--- Exercise instructions ---
Working from the entries below, count every line that includes the word "JSON". Return the figure alone.

....

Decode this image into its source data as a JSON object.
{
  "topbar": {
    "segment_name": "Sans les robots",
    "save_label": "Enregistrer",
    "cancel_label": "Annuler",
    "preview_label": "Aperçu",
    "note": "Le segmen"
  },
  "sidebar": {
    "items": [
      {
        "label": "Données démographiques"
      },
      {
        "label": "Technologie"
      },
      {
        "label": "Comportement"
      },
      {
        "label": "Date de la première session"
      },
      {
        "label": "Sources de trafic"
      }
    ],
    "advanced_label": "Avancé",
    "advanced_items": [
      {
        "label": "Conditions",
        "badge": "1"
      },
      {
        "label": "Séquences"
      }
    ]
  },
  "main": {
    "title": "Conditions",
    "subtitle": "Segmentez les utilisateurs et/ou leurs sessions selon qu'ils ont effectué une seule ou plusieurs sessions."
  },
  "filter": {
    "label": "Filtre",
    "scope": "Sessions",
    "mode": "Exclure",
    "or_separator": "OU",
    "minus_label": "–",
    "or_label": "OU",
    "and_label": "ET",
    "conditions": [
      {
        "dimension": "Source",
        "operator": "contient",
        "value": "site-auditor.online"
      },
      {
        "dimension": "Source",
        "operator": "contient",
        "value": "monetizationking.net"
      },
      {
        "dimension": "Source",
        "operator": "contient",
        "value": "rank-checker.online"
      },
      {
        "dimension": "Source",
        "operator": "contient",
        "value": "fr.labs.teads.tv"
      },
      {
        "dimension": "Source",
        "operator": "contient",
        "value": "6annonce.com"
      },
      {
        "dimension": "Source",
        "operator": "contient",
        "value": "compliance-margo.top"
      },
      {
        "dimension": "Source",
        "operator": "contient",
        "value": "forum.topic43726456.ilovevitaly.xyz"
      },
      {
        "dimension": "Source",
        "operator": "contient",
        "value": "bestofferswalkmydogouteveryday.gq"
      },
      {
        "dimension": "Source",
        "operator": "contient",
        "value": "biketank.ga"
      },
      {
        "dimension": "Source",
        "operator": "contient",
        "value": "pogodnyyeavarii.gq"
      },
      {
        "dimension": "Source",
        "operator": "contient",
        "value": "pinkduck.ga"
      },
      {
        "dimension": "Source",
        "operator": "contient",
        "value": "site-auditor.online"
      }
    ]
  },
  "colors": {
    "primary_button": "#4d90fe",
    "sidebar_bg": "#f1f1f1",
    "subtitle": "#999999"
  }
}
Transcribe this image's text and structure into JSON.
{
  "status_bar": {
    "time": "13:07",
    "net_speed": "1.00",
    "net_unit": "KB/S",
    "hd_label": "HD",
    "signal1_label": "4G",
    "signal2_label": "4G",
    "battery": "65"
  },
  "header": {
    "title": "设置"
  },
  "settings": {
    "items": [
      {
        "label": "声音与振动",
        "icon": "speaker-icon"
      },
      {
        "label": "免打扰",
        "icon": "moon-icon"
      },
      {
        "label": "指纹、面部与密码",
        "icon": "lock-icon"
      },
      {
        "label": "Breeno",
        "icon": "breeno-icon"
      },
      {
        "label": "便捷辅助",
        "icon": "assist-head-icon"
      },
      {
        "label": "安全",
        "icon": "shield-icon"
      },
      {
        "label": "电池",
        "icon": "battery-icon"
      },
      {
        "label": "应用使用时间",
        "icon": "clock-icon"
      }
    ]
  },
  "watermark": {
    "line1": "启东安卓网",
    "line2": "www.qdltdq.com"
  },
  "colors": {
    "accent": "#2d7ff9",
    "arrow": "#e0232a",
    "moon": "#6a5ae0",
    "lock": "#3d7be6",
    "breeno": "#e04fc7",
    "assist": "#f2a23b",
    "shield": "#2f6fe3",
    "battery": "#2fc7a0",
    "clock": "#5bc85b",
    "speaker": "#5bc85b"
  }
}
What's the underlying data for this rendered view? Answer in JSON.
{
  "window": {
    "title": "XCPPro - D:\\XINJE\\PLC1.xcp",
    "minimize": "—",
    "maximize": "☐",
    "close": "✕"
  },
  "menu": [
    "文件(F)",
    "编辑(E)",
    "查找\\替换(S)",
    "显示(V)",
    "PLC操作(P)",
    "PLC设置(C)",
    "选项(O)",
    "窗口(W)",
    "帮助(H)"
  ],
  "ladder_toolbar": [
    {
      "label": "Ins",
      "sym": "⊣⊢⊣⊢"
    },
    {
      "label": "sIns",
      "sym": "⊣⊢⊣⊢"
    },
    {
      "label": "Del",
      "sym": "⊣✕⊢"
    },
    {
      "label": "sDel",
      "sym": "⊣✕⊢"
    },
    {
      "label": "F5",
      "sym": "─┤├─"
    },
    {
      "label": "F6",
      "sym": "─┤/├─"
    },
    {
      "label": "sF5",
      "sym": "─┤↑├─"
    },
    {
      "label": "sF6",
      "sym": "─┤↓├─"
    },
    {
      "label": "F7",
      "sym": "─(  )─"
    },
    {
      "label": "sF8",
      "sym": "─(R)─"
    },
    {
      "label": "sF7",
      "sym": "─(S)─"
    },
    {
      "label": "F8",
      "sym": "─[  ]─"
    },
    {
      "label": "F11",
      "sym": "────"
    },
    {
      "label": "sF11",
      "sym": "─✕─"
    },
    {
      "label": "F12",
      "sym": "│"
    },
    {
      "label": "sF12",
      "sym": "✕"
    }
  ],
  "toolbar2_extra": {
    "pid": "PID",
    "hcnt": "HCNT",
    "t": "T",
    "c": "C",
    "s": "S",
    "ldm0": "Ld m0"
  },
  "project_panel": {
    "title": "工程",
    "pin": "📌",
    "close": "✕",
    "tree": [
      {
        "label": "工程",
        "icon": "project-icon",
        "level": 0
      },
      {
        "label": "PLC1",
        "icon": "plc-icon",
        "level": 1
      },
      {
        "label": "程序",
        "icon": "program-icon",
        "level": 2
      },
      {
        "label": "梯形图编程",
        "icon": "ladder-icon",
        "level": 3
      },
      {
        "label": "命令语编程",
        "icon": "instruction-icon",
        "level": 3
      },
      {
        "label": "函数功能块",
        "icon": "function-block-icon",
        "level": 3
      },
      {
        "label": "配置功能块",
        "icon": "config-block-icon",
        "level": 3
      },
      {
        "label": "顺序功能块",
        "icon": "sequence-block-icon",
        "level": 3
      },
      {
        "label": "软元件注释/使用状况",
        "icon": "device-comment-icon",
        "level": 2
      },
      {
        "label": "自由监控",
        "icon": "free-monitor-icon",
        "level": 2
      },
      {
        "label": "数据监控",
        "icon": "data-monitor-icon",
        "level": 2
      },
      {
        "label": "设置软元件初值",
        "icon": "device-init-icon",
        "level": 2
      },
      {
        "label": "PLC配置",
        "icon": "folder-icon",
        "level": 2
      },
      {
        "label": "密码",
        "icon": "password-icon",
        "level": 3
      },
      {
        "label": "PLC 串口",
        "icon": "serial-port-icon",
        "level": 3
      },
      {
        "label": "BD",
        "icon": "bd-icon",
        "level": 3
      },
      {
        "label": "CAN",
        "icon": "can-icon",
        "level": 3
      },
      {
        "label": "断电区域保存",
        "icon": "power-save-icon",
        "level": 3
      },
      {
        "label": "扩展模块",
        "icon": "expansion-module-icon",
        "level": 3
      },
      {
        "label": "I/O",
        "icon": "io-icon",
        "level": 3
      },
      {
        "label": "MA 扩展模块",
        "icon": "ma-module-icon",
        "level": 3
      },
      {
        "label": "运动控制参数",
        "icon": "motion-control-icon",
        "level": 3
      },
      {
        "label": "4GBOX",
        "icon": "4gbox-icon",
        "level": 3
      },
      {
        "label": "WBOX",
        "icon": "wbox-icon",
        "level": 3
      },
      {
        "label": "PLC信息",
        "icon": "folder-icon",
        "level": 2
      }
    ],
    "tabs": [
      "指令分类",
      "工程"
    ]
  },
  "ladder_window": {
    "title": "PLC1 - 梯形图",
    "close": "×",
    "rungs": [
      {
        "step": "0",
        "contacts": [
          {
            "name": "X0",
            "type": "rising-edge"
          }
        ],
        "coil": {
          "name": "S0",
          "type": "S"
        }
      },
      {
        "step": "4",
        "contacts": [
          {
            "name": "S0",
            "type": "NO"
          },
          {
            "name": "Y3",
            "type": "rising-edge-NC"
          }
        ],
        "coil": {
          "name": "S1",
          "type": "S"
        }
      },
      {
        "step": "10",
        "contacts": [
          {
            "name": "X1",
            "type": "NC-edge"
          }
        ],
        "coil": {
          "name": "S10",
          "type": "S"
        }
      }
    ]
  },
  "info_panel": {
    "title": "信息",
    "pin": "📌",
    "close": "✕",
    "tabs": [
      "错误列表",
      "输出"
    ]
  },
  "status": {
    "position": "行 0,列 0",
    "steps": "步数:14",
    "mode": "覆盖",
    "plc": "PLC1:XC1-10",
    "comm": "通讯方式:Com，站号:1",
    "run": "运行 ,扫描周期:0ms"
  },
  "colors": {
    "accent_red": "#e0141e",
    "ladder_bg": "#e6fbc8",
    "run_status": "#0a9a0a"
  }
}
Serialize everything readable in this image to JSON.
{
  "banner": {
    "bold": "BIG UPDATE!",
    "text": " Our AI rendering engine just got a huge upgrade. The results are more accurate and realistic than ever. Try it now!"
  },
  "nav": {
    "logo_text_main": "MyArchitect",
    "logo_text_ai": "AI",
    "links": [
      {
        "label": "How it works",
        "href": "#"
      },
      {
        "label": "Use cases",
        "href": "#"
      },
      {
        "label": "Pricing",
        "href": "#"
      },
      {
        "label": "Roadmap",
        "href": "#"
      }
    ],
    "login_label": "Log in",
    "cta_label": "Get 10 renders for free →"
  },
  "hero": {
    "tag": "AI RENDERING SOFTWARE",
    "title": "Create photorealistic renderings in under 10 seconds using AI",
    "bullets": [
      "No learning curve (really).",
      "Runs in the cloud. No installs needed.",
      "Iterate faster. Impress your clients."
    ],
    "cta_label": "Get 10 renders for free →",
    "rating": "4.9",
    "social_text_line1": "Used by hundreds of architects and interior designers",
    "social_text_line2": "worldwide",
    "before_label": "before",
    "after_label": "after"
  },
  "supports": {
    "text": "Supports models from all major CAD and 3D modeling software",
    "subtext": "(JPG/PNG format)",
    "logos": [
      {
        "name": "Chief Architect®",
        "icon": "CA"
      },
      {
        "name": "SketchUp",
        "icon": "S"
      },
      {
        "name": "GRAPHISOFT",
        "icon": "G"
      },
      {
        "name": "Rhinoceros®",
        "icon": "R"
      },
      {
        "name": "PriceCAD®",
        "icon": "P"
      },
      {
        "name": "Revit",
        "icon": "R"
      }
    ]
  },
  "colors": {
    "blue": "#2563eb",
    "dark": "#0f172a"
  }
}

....

--- Answer space ---
4